We are currently witnessing a turning point, the emergence of a new industry order doing away with bullying and mistreatment; instead of leaning into representation, equity and inclusion. In a field with such a public and global impact, we have a responsibility to model progression on these fronts, so that other industries can also enact change. Representation plays a crucial role in this. Our storytelling must reflect the diversity of our viewers, they must represent the full experience and spectrum of life. As Oprah Winfrey so eloquently states, “People share one thing in common. They all want to be seen.”

What are your “5 things I wish someone told me when I first started” and why. Please share a story or example for each.

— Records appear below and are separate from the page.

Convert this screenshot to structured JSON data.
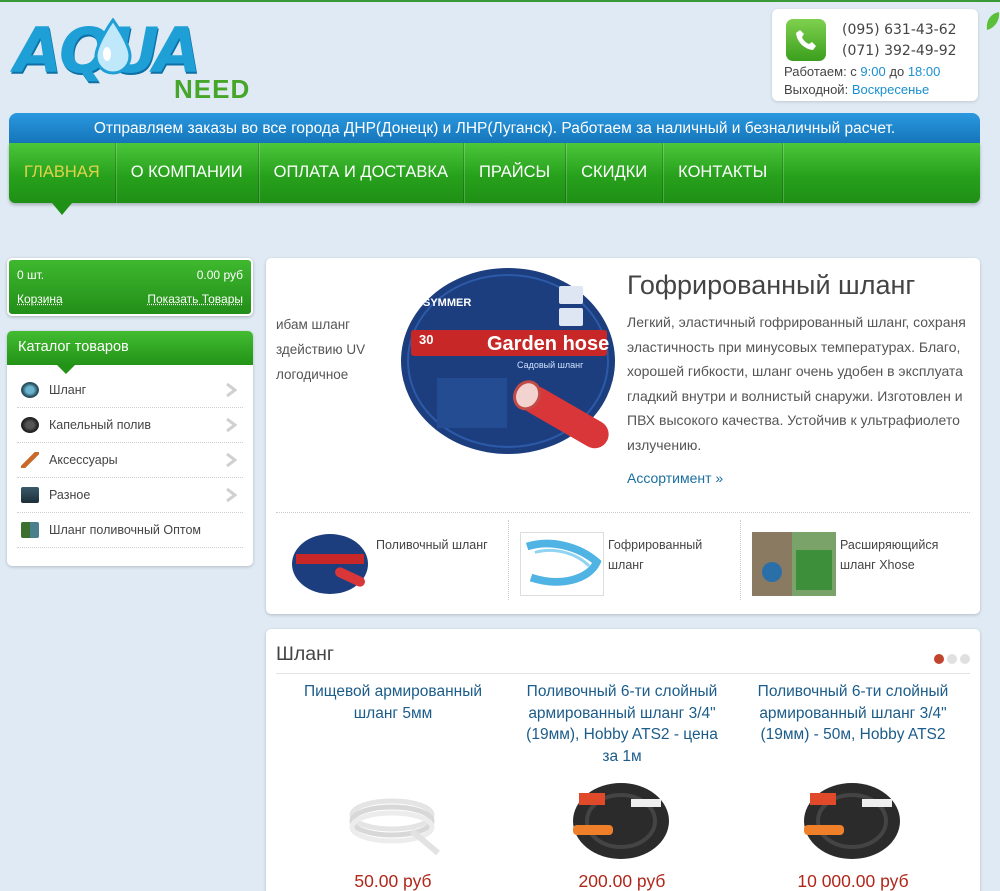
{
  "brand": {
    "logo_main": "AQUA",
    "logo_sub": "NEED"
  },
  "contact": {
    "phone1": "(095) 631-43-62",
    "phone2": "(071) 392-49-92",
    "hours_prefix": "Работаем: с",
    "hours_from": "9:00",
    "hours_mid": "до",
    "hours_to": "18:00",
    "dayoff_prefix": "Выходной:",
    "dayoff_value": "Воскресенье"
  },
  "notice": "Отправляем заказы во все города ДНР(Донецк) и ЛНР(Луганск). Работаем за наличный и безналичный расчет.",
  "menu": [
    {
      "label": "Главная"
    },
    {
      "label": "О компании"
    },
    {
      "label": "Оплата и доставка"
    },
    {
      "label": "Прайсы"
    },
    {
      "label": "Скидки"
    },
    {
      "label": "Контакты"
    }
  ],
  "cart": {
    "qty": "0 шт.",
    "sum": "0.00 руб",
    "basket_label": "Корзина",
    "show_label": "Показать Товары"
  },
  "catalog": {
    "title": "Каталог товаров",
    "items": [
      {
        "label": "Шланг",
        "icon": "hose-icon"
      },
      {
        "label": "Капельный полив",
        "icon": "drip-icon"
      },
      {
        "label": "Аксессуары",
        "icon": "accessory-icon"
      },
      {
        "label": "Разное",
        "icon": "misc-icon"
      },
      {
        "label": "Шланг поливочный Оптом",
        "icon": "wholesale-icon"
      }
    ]
  },
  "slider": {
    "prev_lines": [
      "ибам шланг",
      "здействию UV",
      "логодичное"
    ],
    "title": "Гофрированный шланг",
    "desc_lines": [
      "Легкий, эластичный гофрированный шланг, сохраня",
      "эластичность при минусовых температурах. Благо,",
      "хорошей гибкости, шланг очень удобен в эксплуата",
      "гладкий внутри и волнистый снаружи. Изготовлен и",
      "ПВХ высокого качества. Устойчив к ультрафиолето",
      "излучению."
    ],
    "more": "Ассортимент »",
    "disc_brand": "SYMMER",
    "disc_text": "Garden hose",
    "disc_sub": "Садовый шланг",
    "disc_len": "30",
    "thumbs": [
      {
        "caption": "Поливочный шланг"
      },
      {
        "caption": "Гофрированный шланг"
      },
      {
        "caption": "Расширяющийся шланг Xhose"
      }
    ]
  },
  "products": {
    "title": "Шланг",
    "active_page": 1,
    "pages": 3,
    "items": [
      {
        "name": "Пищевой армированный шланг 5мм",
        "price": "50.00 руб"
      },
      {
        "name": "Поливочный 6-ти слойный армированный шланг 3/4\" (19мм), Hobby ATS2 - цена за 1м",
        "price": "200.00 руб"
      },
      {
        "name": "Поливочный 6-ти слойный армированный шланг 3/4\" (19мм) - 50м, Hobby ATS2",
        "price": "10 000.00 руб"
      }
    ]
  },
  "colors": {
    "accent_green": "#27a11c",
    "accent_blue": "#1a8fd1",
    "price_red": "#b0271a"
  }
}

I don’t have five specific things, but overall I think some of the most important things I’ve learned along the way, which would have been nice to know from the get-go are: listen and really hear feedback. Take it as constructive criticism, and understand that everybody may not like you and that is OK. There is no shortcut to success. Empathy and vulnerability are vital to success in this craft; get comfortable with them, avoid negativity.

I think the greatest thing I wish I knew was that fame is a word and executing wonderful work in your chosen field is the true definition of the term. Not the accolades, or the goodies, or the perks, but the work.

Can you share with our readers any self care routines, practices or treatments that you do to help your body, mind or heart to thrive? Please share a story for each one if you can.

Oh gosh, there’s so many. I go to Greek church with my family, date nights with my husband, appreciating the moments I get with my girls, my very few, but amazingly close girlfriends, my love of playing tennis. Taking a minute to be present with my family and again, remembering to always start from and return to a place of gratitude.

Can you please give us your favorite “Life Lesson Quote”? Can you share how that was relevant to you in your life?

As Winston Churchill, or Thomas the Tank Engine, whomever you prefer to take advice from said, “Never never never give up.”

You are a person of huge influence. If you could inspire a movement that would bring the most amount of good to the most amount of people, what would that be?

It would for sure be a Kindness Movement wherein everyone must lead and support each other with kindness and empathy. We would operate from a place of understanding that everyone has a story, to tell and that all stories deserve to be heard. Also, there would be a Miracle element to the movement to remind people that they do, in fact, exist.

Is there a person in the world whom you would love to have lunch with, and why?

I would Love lunch with Lucy. Lucille Ball. She was unabashedly herself in a world that had other expectations for women in comedy or the business in general. And she was a success on her own terms. She was a woman after my own heart, a trailblazer and a changemaker.

Are you on social media? How can our readers follow you online?

@jennipulos Instagram, Twitter, Facebook, TikTok, call me, write me, be my pen pal.

Share your comments below. Please read our commenting guidelines before posting. If you have a concern about a comment, report it here.

You might also like...

Community//

“Being humble and supportive are extremely undervalued qualities in executive roles” with Julia Hunter, CEO of Jenni Kayne

by Yitzi Weiner at Authority Magazine
Wisdom//

Why Tom Petty’s Death Might Feel Like You’re Losing A Part Of Who You Are

by Drake Baer
Community//

Music Star J Wesley “Wes” Ulm: “How we can use music to heal the world”

by Yitzi Weiner

Sign up for the Thrive Global newsletter

Will be used in accordance with our privacy policy.

Thrive Global
People look for retreats for themselves, in the country, by the coast, or in the hills . . . There is nowhere that a person can find a more peaceful and trouble-free retreat than in his own mind. . . . So constantly give yourself this retreat, and renew yourself.

- MARCUS AURELIUS

We use cookies on our site to give you the best experience possible. By continuing to browse the site, you agree to this use. For more information on how we use cookies, see our Privacy Policy.